A profitable organized crime
Despite its brief spurt of fame, the effects of WannaCry ransomware had certainly left its mark. According to McAfee Labs’s estimates from mid-May, the ransomware struck over 10,000 organizations, and 200,000 individuals across 150 countries, collecting at least US$145,168.96 in just 20 days. It’s not like any organized crime we’ve known since cartels and black markets take decades to consolidate its influence and profits. In fact, ransomware has a relatively short history compared to regular malware, such as viruses, trojans, and adware.
The earliest instances of ransomware were first spotted in Russia as long ago as 2005. Their encryption methods were primitive, in comparison to modern strains like CryptoLocker and WannaCry. A 2006 ransomware called TROJ_CRYZIP.A zipped particular file types (.doc, .xls, .jpg, etc.) with password protection, and demanded US$300 in ransom via a simple .txt file.
It was only after 2012 when ransomware started actively targeting other territories, such as Europe and North America. One of the more memorable examples was Reveton, which uses location tracking to display a fake enforcement agency notification that’s relevant to the victims. For example, a US-based user would get a fake FBI warning about their alleged “illegal activities” online. Folks in France would see the same message in French, while it spoofed the Gendarmerie Nationale emblem instead. According to cyber security blog Malwarebytes Lab, this variant persists in March 2016, and further improvements allow it to target Mac OS X users. It also included a wider panel of impersonated authorities, such as the Royal Canadian Mounted Police and Europol.
Cyber security firms, in general, have a consensus on what ransomware entails. According to Kaspersky Labs, Trend Micro, and Norton by Symantec, it is just another variant of malware that cripples your system, usually through encryption methods. What sets it apart is the ransom fee it demands, promising access to victims once it’s paid up.

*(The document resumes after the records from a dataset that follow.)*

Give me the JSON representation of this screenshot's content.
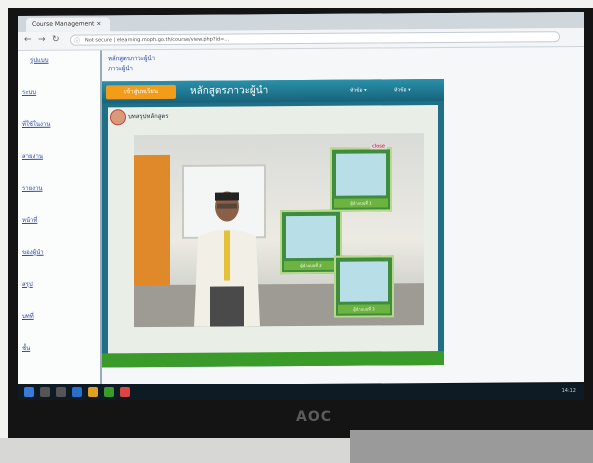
{
  "browser": {
    "tab_title": "Course Management ×",
    "address": "Not secure | elearning.moph.go.th/course/view.php?id=...",
    "lock_icon": "info-icon"
  },
  "sidebar": {
    "links": [
      "รูปแบบ",
      "ระบบ",
      "ที่ใช้ในงาน",
      "สายงาน",
      "รายงาน",
      "หน้าที่",
      "ของผู้นำ",
      "สรุป",
      "บทที่",
      "ชั้น"
    ]
  },
  "breadcrumb": {
    "line1": "หลักสูตรภาวะผู้นำ",
    "line2": "ภาวะผู้นำ"
  },
  "player": {
    "start_label": "เข้าสู่บทเรียน",
    "course_title": "หลักสูตรภาวะผู้นำ",
    "menu_1": "หัวข้อ ▾",
    "menu_2": "หัวข้อ ▾",
    "stage_label": "บทสรุปหลักสูตร",
    "close_label": "close",
    "cards": [
      "ผู้นำแบบที่ 1",
      "ผู้นำแบบที่ 2",
      "ผู้นำแบบที่ 3"
    ]
  },
  "monitor": {
    "brand": "AOC"
  },
  "taskbar": {
    "time": "14:12"
  }
}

Collecting that ransom is what truly separates it from typical malware – and it’s lucrative to do so. According to Symantec’s Ransomware and Businesses 2016 white paper, the average ransom demand was US$679 per person last year. SonicWall’s 2017 Annual Threat Report showed businesses paying a total of US$209 million to ransomers in the first quarter of the year alone. CryptoLocker, a ransomware that made its run 2013, received US$27 million in Bitcoins over three short months. Malicious coding isn’t just a prank by script kiddies; it’s now a full-time career with multi-million dollar revenues.

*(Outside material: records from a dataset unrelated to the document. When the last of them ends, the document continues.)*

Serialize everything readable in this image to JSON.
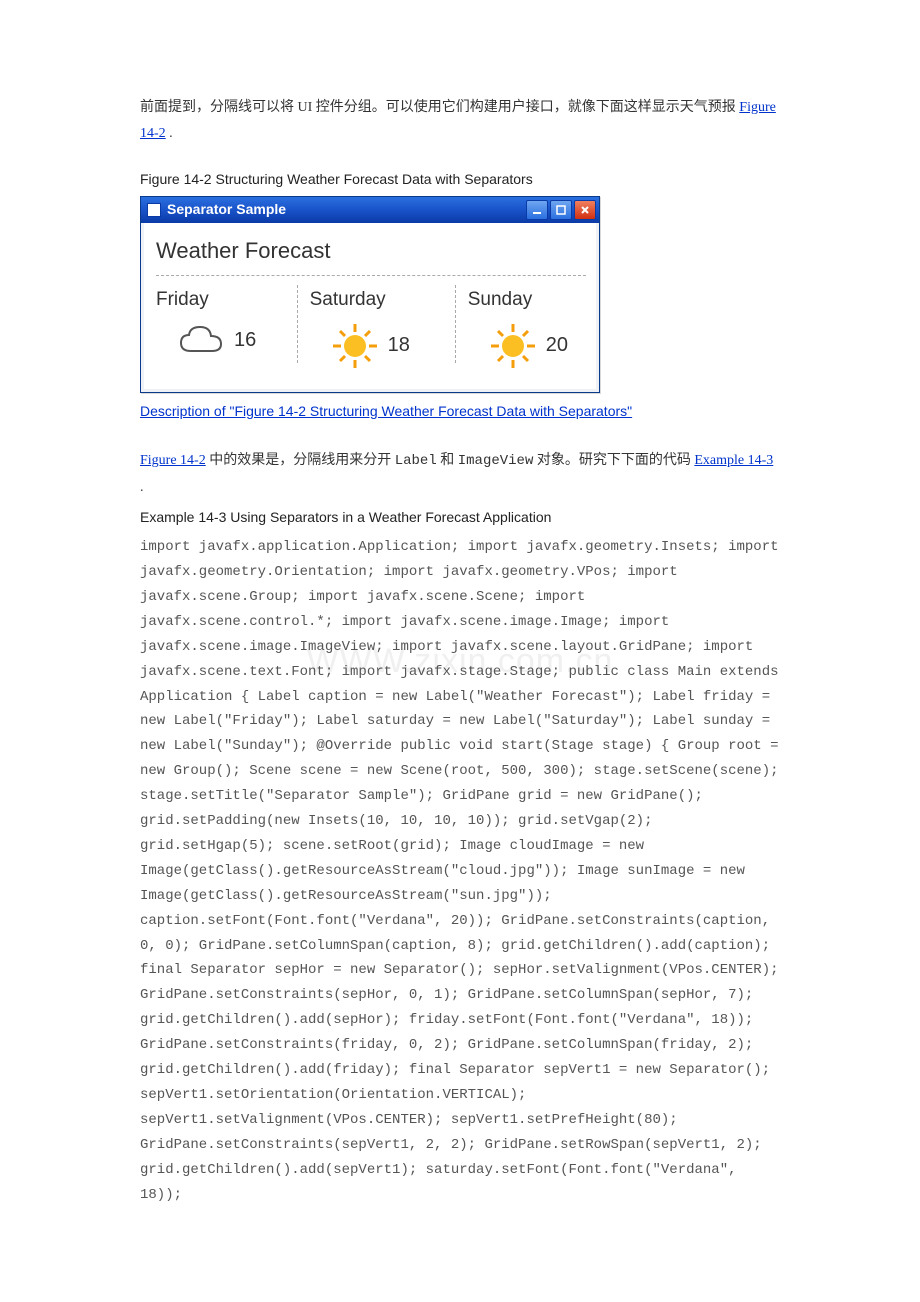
{
  "intro": {
    "zh1": "前面提到，分隔线可以将 UI 控件分组。可以使用它们构建用户接口，就像下面这样显示天气预报 ",
    "link1": "Figure 14-2",
    "zh2": " ."
  },
  "figure": {
    "caption": "Figure 14-2 Structuring Weather Forecast Data with Separators",
    "window_title": "Separator Sample",
    "wf_title": "Weather Forecast",
    "days": [
      {
        "label": "Friday",
        "icon": "cloud",
        "temp": "16"
      },
      {
        "label": "Saturday",
        "icon": "sun",
        "temp": "18"
      },
      {
        "label": "Sunday",
        "icon": "sun",
        "temp": "20"
      }
    ],
    "desc_link": "Description of \"Figure 14-2 Structuring Weather Forecast Data with Separators\""
  },
  "mid": {
    "link1": "Figure 14-2",
    "zh1": " 中的效果是，分隔线用来分开 ",
    "code1": "Label",
    "zh2": " 和 ",
    "code2": "ImageView",
    "zh3": " 对象。研究下下面的代码 ",
    "link2": "Example 14-3",
    "zh4": " ."
  },
  "example": {
    "title": "Example 14-3 Using Separators in a Weather Forecast Application",
    "code": "import javafx.application.Application; import javafx.geometry.Insets; import javafx.geometry.Orientation; import javafx.geometry.VPos; import javafx.scene.Group; import javafx.scene.Scene; import javafx.scene.control.*; import javafx.scene.image.Image; import javafx.scene.image.ImageView; import javafx.scene.layout.GridPane; import javafx.scene.text.Font; import javafx.stage.Stage; public class Main extends Application { Label caption = new Label(\"Weather Forecast\"); Label friday = new Label(\"Friday\"); Label saturday = new Label(\"Saturday\"); Label sunday = new Label(\"Sunday\"); @Override public void start(Stage stage) { Group root = new Group(); Scene scene = new Scene(root, 500, 300); stage.setScene(scene); stage.setTitle(\"Separator Sample\"); GridPane grid = new GridPane(); grid.setPadding(new Insets(10, 10, 10, 10)); grid.setVgap(2); grid.setHgap(5); scene.setRoot(grid); Image cloudImage = new Image(getClass().getResourceAsStream(\"cloud.jpg\")); Image sunImage = new Image(getClass().getResourceAsStream(\"sun.jpg\")); caption.setFont(Font.font(\"Verdana\", 20)); GridPane.setConstraints(caption, 0, 0); GridPane.setColumnSpan(caption, 8); grid.getChildren().add(caption); final Separator sepHor = new Separator(); sepHor.setValignment(VPos.CENTER); GridPane.setConstraints(sepHor, 0, 1); GridPane.setColumnSpan(sepHor, 7); grid.getChildren().add(sepHor); friday.setFont(Font.font(\"Verdana\", 18)); GridPane.setConstraints(friday, 0, 2); GridPane.setColumnSpan(friday, 2); grid.getChildren().add(friday); final Separator sepVert1 = new Separator(); sepVert1.setOrientation(Orientation.VERTICAL); sepVert1.setValignment(VPos.CENTER); sepVert1.setPrefHeight(80); GridPane.setConstraints(sepVert1, 2, 2); GridPane.setRowSpan(sepVert1, 2); grid.getChildren().add(sepVert1); saturday.setFont(Font.font(\"Verdana\", 18));"
  },
  "watermark": "WWW.zixin.com.cn"
}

Along with its increase in profits and exposure, ransomware also updated their collection methods. In Reveton’s case, payment was made via anonymous prepaid cash cards like MoneyPak, while newer variants like WannaCry use Bitcoins instead.
The obsession with Bitcoin
In more recent times, Bitcoin has become a prominent cog in the ransomware machination. For the uninitiated, Bitcoin is merely one of the many cryptocurrencies that exist on the Internet, but it was one of the first decentralized cryptocurrencies back in 2009. Bitcoin transactions are done user-to-user (without a middle person), and the ledger of these operations are held by publicly-run, decentralized Bitcoin servers managed by Bitcoin miners all over the globe. These ledgers are copied across all servers, therefore making it easy to refer to and keep track of, but extremely difficult to be altered.
Bitcoins’ security lies in its SHA-256 encryption strength and its decentralized record-keeping. Combined with its transaction transparency and durability, Bitcoin amassed significant intrinsic value in a few short years.
The increase attracted the attention of banks and payment logistics firms (such as Paypal); these services started accepting Bitcoins as part of a transaction. The increase in recognition and accessibility made it easier for people to get into the cryptocurrency, and in turn, also attracted bad actors in cyberspace. If you remember the WannaCry screenshots, you’d realized that buying Bitcoins is as easy as swiping a credit card now.
While Bitcoins allow malicious hackers to collect ransom without a real-world bank account, Bitcoins aren’t truly anonymous because of its precise record-keeping nature. To overcome that, they can be laundered by using a ‘tumbler’ that randomizes your Bitcoins with other users’ BT, or through using multiple e-wallets, and disposable payment addresses. With these tools available, it’s no surprise that any competent ransomware coder would prefer Bitcoin over a more traceable alternative.
How does Bitcoin maintain its value?
The restrictive encryption on Bitcoin controls the creation of additional units, as new blocks are only produced when the encryption is solved – we covered the technicalities of Bitcoin’s blockchain recording in HWM March 2017. Its availability and growth strongly resemble the effort required for mining of gold and silver in the early days; in Bitcoin’s case, it takes significant computational power to solve its encryption, and it has a hard upper limit for its total circulation. When it was relatively unknown in July 2010, 1BT (one Bitcoin) was mere US$0.07. As of early June 2017, 1BT is worth US$2,824.99, according to Google’s currency exchange rate.